What is a Process?
An instance of a program is called a Process. Basically, any command that you give to your Unix – Linux machine starts a new process.The Linux terminal has a number of useful commands that can display running processes, kill them, and change their priority level. This post lists the classic, traditional commands, as well as some more useful, modern ones.
Having multiple processes for the same program is possible.
Types of Processes:
- Foreground Processes: They run on the screen and need input from the user. For example Office Programs
- Background Processes: They run in the background and usually do not need user input. For example Antivirus.
We wrote this tool briefly this post.The top command is the traditional way to view your system’s resource usage and see the processes that are taking up the most system resources. Top displays a list of processes, with the ones using the most CPU at the top.

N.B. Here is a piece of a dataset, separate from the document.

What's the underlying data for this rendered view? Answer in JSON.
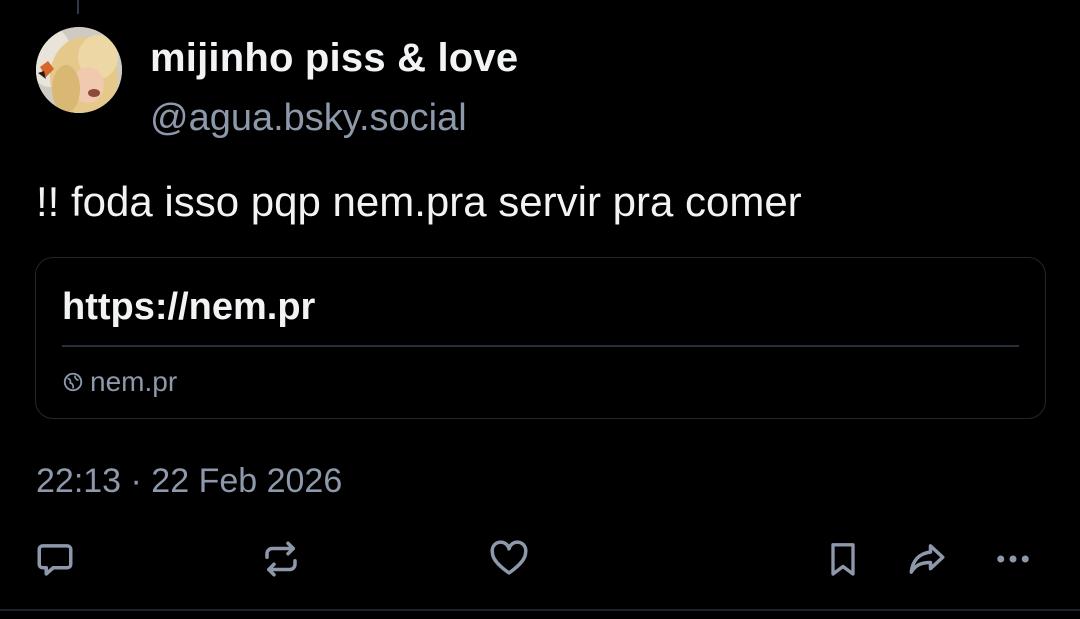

To exit top or htop, use the Ctrl-C keyboard shortcut. This keyboard shortcut usually kills the currently running process in the terminal.
The ps command lists running processes. The following command lists all processes running on your system:
This may be too many processes to read at one time, so you can pipe the output through the less command to scroll through them at your own pace:
ps -A | less
Press q to exit when you’re done.
You could also pipe the output through grep to search for a specific process without using any other commands. The following command would search for the Watchdog process:
pstree shows running processes as a tree.If you’re using a system which has a lot of users, and you’d like to see who has started a particular script, daemon, or binary, then the pstree utility is very helpful. It draws a tree of all currently running processes – allowing you to see which processes are related.
The kill command can kill a process, given its process ID. You can get this information from the ps -A, top or pgrep commands.
Kill command can send any signal to a process. You can use kill -KILL or kill -9 instead to kill a stubborn process.
pgrep looks through the currently running processes and lists the process IDs which matches the selection criteria to stdout.
pkill & killall
The pkill and killall commands can kill a process, given its name. Use either command to kill python:
To change the priority of a process that is already running, use the command
renice.A value of -19 is very high priority, while a value of 19 is very low priority. A value of 0 is the default priority.
Xkill is a utility for forcing the X server to close connections to clients.